After the passage of the Thirteenth Amendment, four million enslaved people were freed, representing the end of an integral component of the Southern economic system. To perpetuate the exploitation of freed slaves, white male businessmen created many myths of the black males. Films, such as The Birth of a Nation, glorified the Ku Klux Klan and portrayed black men as animalistic cannibals who were a violent threat to white women, furthering the dangerous Negro male stereotype. Historians identify this “Southern strategy” as an effort, devised by the Republican Party, to win votes from poor Southern whites to transform blatant racism into legally enforceable segregation. As a result, many African-Americans migrated to northern cities as refugees of racial terrorism in the South. Since the migration was forced by terrorism rather than economic opportunities, their community needs were never addressed by local authorities, ultimately leading to generational poverty. African-Americans became second-class citizens, bearing a burden that was so injurious to economic development within their race. [. . .]

The War on Drugs was the beginning of America's draconian approach to illegal drugs, resulting in mass incarceration of American citizens. The “war” was started by President Nixon from a compelling urge to fight back against black activist groups in the 1970s. Continuing the “tough on crime” platform, President Ronald Reagan and First Lady Nancy Reagan launched the “Just Say No” anti-drug campaign. The campaign promise was implemented through a national drug education program called Drug Abuse Resistance Education (DARE) founded by Los Angeles Police Chief Daryl Gates, who believed “casual drug users should be taken out and shot[.]” Because federal policies target illegal drugs, federal and local law enforcement focus on non-violent drug possession offenses.

For over a century, the dissemination of violent atrocities allegedly committed by African-Americans permeates and conditions society to perceive African-Americans as a threat. Subsequently, instead of addressing this unfounded fear, the destructive misperception fueled legislative action for decades. Although the Civil Rights Act was a major step toward equality for the African-American community, systematic barriers to progress sparked protests in Ferguson, Missouri, and were later substantiated by the Department of Justice findings. 

 Although the Thirteenth Amendment abolished slavery and the Civil Rights Act encouraged equality, the gains are offset by misperceptions of African-Americans. When so many opportunities, benefits, and punishments are disparately affected based on one's immutable racial trait, the collateral consequences of conviction are recurring examples of injustice. Not only does this become a social problem, but a constitutional problem as the American legal system weighs heavily on precedent, further supporting what was once said by Martin Luther King Jr., “injustice anywhere is a threat to justice everywhere.” 

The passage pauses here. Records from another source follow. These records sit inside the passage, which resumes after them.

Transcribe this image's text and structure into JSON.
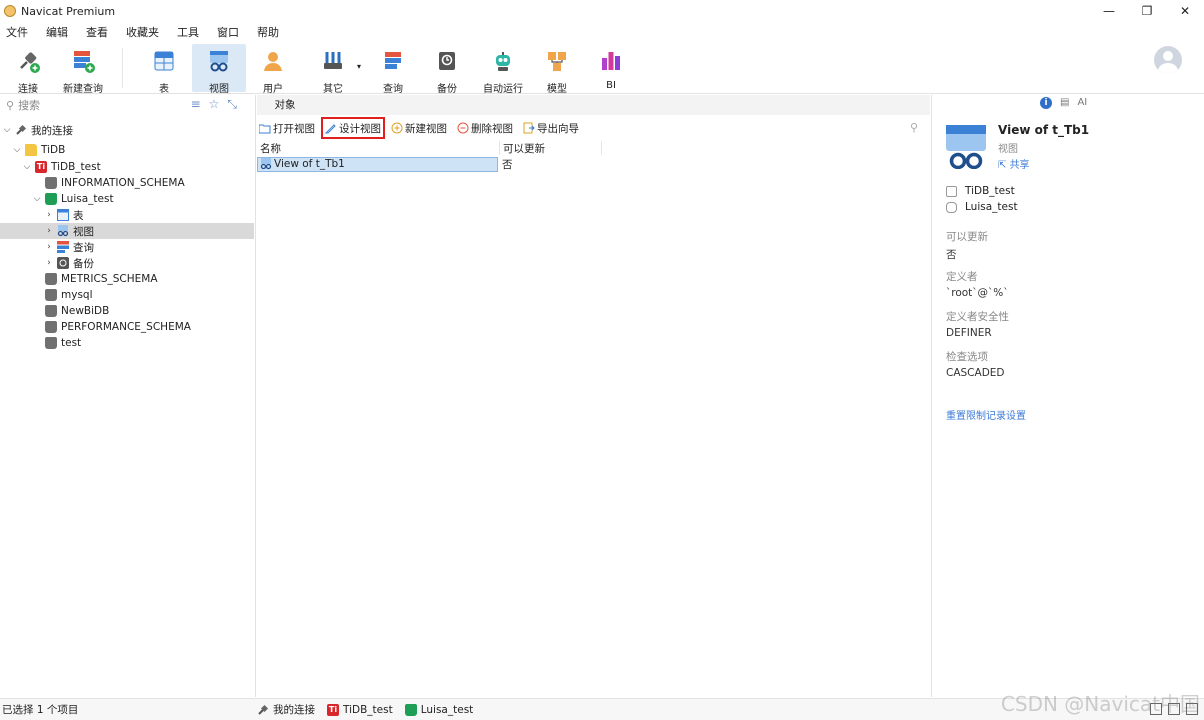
{
  "window": {
    "title": "Navicat Premium",
    "controls": [
      "—",
      "❐",
      "✕"
    ]
  },
  "menu": [
    "文件",
    "编辑",
    "查看",
    "收藏夹",
    "工具",
    "窗口",
    "帮助"
  ],
  "toolbar": {
    "connect": "连接",
    "new_query": "新建查询",
    "table": "表",
    "view": "视图",
    "user": "用户",
    "other": "其它",
    "query": "查询",
    "backup": "备份",
    "automation": "自动运行",
    "model": "模型",
    "bi": "BI"
  },
  "sidebar": {
    "search_placeholder": "搜索",
    "tree": {
      "my_connections": "我的连接",
      "tidb": "TiDB",
      "tidb_test": "TiDB_test",
      "information_schema": "INFORMATION_SCHEMA",
      "luisa_test": "Luisa_test",
      "tables": "表",
      "views": "视图",
      "queries": "查询",
      "backups": "备份",
      "metrics_schema": "METRICS_SCHEMA",
      "mysql": "mysql",
      "newbidb": "NewBiDB",
      "performance_schema": "PERFORMANCE_SCHEMA",
      "test": "test"
    }
  },
  "main": {
    "tab": "对象",
    "actions": {
      "open": "打开视图",
      "design": "设计视图",
      "new": "新建视图",
      "delete": "删除视图",
      "export": "导出向导"
    },
    "columns": {
      "name": "名称",
      "updatable": "可以更新"
    },
    "rows": [
      {
        "name": "View of t_Tb1",
        "updatable": "否"
      }
    ]
  },
  "info": {
    "name": "View of t_Tb1",
    "type": "视图",
    "share": "共享",
    "connection": "TiDB_test",
    "database": "Luisa_test",
    "props": [
      {
        "k": "可以更新",
        "v": "否"
      },
      {
        "k": "定义者",
        "v": "`root`@`%`"
      },
      {
        "k": "定义者安全性",
        "v": "DEFINER"
      },
      {
        "k": "检查选项",
        "v": "CASCADED"
      }
    ],
    "reset_link": "重置限制记录设置"
  },
  "status": {
    "selection": "已选择 1 个项目",
    "crumbs": [
      "我的连接",
      "TiDB_test",
      "Luisa_test"
    ]
  },
  "watermark": "CSDN @Navicat中国",
  "colors": {
    "accent": "#3e7bd6",
    "highlight_border": "#e0201c",
    "selected_row": "#cfe3f7"
  }
}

 Criminal punishment is generally based on four theories: deterrence, retribution, rehabilitation and incapacitation. Most of America's criminal justice policies are rooted in deterrence, incapacitation, and retribution, which contribute to establishing the U.S. as the nation with the highest rate of incarceration. Shifting the criminal justice theory to rehabilitation, with emphasis on integrating ex-offenders into society, can limit collateral consequences of incarceration and reduce recidivism rates. It is pertinent to remember that ex-offenders are human; equipping them with transferrable employable skills enables them to escape the trends of recidivism and subsequently benefit society as a whole. 

 Ex-offenders, by definition, served their time. Therefore, ex-offenders should not be punished with collateral consequences following the successful completion of their sentence. Without skills and opportunities that provide an alternative to recidivism, the cyclical criminalization of African-American men will perpetuate. Until public officials recognize the effect of short-sighted enhancements of particular (and unnecessary) criminal laws that have a disparate impact, African-Americans will continue to suffer social, economic, and political losses.

Candidate for Doctor of Jurisprudence, St. Mary's University School of Law; B.A., University of Texas at Austin.